● PROBLEM STATEMENT
Using "title" as the search string, find the matching lines below and copy them.

------------------------------------------------

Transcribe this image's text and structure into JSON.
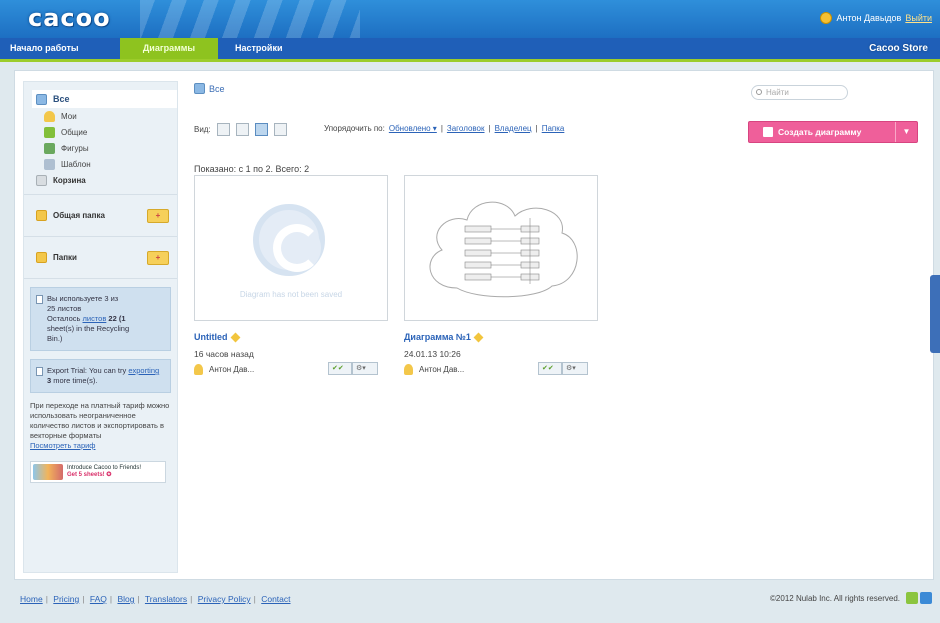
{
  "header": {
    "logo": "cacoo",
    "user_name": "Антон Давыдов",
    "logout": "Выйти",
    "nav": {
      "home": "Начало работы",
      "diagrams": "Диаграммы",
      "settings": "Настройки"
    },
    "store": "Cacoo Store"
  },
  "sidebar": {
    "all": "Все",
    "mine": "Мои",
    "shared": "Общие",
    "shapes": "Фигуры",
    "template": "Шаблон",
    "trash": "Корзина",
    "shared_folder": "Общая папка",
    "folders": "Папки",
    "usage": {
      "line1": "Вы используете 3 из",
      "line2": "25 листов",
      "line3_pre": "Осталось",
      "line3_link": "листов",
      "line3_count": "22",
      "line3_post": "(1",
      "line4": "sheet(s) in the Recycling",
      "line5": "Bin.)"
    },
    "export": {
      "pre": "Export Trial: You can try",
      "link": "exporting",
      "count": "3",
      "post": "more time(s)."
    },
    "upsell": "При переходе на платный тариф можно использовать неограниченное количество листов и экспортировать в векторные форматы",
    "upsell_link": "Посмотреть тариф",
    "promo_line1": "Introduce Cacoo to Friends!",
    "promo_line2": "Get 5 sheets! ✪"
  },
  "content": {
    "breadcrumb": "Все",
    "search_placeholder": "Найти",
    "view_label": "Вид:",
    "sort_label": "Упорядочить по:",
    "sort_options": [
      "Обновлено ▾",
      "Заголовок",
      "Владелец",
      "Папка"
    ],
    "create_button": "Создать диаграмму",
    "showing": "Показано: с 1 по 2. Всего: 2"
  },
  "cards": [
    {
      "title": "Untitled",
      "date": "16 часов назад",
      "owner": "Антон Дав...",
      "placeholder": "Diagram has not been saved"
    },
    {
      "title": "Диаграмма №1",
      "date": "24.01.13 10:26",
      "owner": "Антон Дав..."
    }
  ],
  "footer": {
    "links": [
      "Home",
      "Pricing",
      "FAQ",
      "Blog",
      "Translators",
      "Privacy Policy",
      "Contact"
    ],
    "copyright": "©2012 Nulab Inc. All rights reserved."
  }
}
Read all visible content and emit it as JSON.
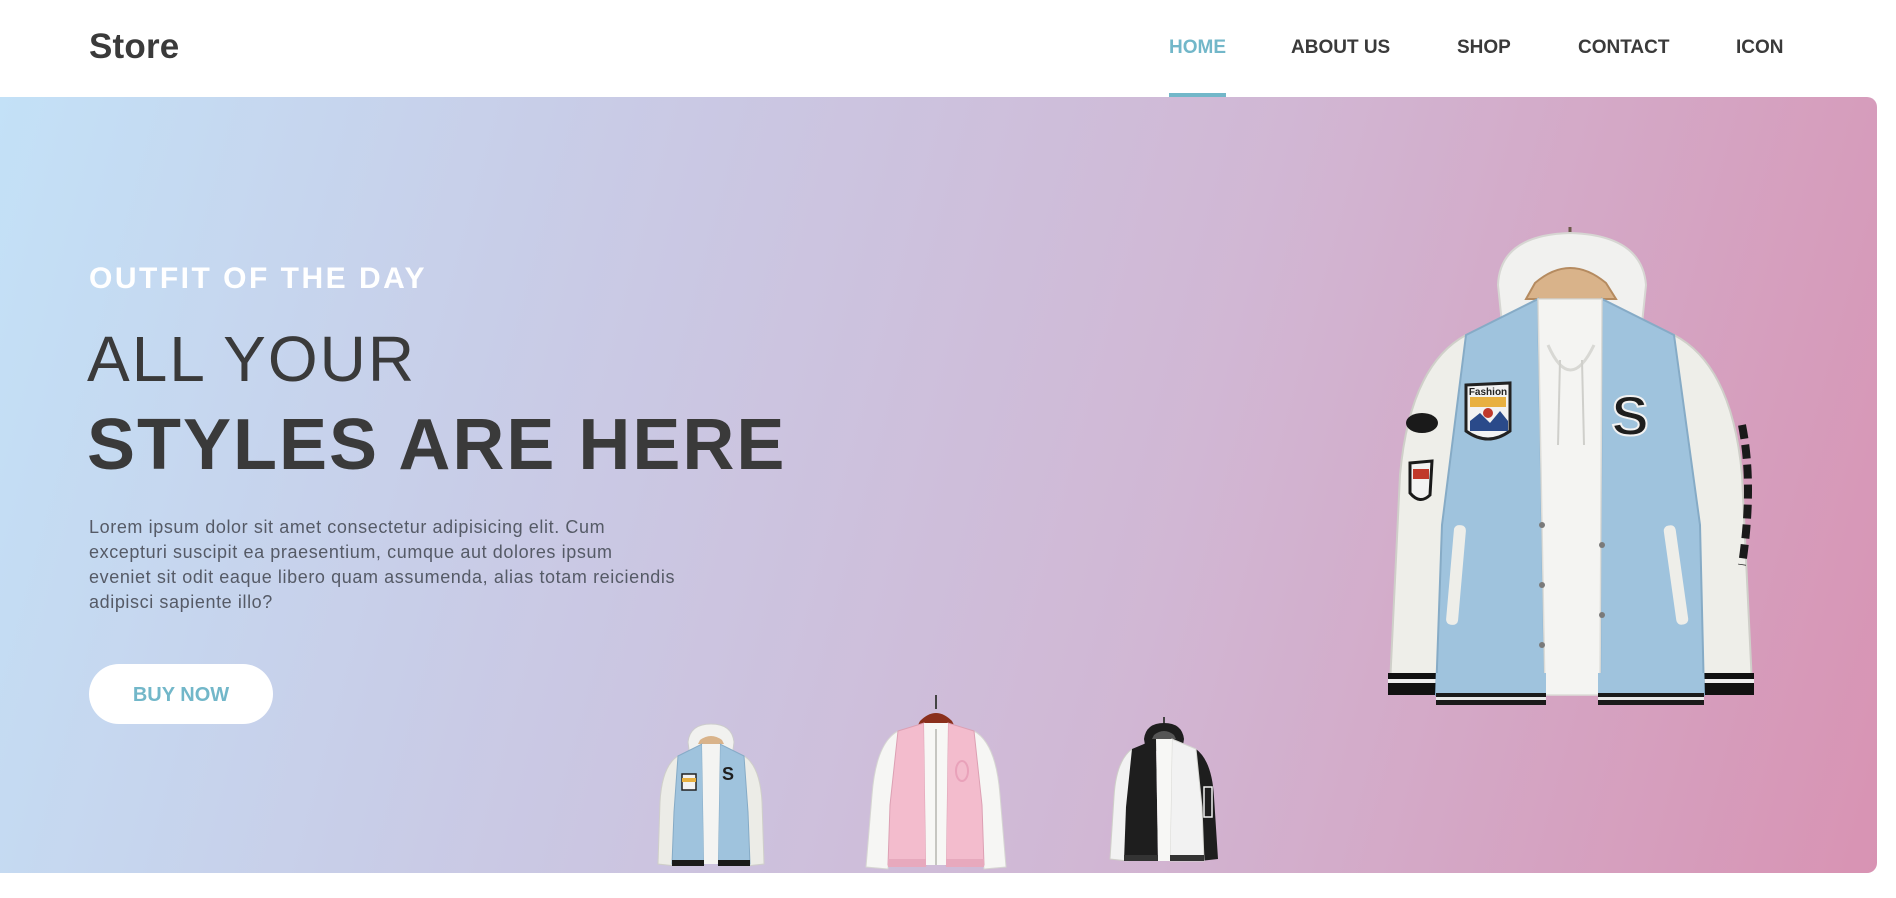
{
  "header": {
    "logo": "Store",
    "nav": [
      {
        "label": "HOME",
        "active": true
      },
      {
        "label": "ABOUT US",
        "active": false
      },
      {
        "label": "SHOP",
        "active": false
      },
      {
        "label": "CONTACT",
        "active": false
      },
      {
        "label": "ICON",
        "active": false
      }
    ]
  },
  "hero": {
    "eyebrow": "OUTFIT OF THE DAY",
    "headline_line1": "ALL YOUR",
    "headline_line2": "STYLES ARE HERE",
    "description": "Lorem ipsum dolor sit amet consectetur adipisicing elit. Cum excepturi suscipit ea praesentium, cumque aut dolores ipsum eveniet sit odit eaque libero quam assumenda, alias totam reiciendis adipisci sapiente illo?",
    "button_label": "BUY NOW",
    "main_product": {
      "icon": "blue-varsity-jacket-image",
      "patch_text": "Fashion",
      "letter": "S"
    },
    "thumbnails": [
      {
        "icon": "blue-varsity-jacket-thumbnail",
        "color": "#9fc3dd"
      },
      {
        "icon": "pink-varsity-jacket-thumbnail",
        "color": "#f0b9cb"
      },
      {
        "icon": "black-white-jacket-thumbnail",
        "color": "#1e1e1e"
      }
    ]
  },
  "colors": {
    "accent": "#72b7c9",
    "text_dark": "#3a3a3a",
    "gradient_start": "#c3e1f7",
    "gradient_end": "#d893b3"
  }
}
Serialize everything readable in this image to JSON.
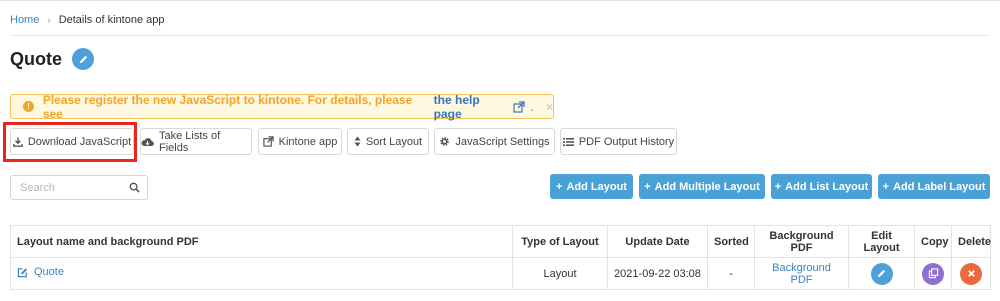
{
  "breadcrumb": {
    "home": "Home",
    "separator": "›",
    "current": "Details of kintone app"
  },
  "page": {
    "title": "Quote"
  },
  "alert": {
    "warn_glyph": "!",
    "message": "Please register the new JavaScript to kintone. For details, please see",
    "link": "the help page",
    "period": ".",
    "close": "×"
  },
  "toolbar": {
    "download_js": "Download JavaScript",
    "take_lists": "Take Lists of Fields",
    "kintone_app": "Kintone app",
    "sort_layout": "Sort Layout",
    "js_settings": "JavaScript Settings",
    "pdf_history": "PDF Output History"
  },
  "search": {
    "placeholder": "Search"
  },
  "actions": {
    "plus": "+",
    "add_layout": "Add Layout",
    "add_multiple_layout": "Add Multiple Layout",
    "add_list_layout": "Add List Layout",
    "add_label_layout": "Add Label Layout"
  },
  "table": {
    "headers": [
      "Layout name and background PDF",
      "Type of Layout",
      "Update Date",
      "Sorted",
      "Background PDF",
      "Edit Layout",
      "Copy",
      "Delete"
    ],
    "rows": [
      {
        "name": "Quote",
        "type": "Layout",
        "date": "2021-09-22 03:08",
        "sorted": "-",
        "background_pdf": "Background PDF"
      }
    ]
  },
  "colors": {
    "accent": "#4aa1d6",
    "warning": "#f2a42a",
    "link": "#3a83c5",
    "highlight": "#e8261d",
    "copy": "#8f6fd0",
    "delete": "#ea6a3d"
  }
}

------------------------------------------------

● WRITTEN RESPONSE
      "title": "Untitled",
      "title": "Диаграмма №1",
    "title": "Quote"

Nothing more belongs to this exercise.